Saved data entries
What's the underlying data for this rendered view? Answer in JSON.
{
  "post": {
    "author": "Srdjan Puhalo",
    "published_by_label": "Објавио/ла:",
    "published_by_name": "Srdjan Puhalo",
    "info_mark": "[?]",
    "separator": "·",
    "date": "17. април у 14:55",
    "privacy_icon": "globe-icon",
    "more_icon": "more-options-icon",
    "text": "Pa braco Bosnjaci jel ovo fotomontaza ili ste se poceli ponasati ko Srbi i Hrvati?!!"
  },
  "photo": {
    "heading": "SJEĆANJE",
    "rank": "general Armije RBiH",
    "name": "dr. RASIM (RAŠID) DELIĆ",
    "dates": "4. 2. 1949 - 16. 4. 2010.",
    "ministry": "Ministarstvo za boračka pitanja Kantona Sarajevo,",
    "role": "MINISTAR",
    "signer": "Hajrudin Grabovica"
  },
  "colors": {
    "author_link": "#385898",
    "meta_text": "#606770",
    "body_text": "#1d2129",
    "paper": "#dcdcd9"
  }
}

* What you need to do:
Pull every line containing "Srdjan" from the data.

* Written answer:
    "author": "Srdjan Puhalo",
    "published_by_name": "Srdjan Puhalo",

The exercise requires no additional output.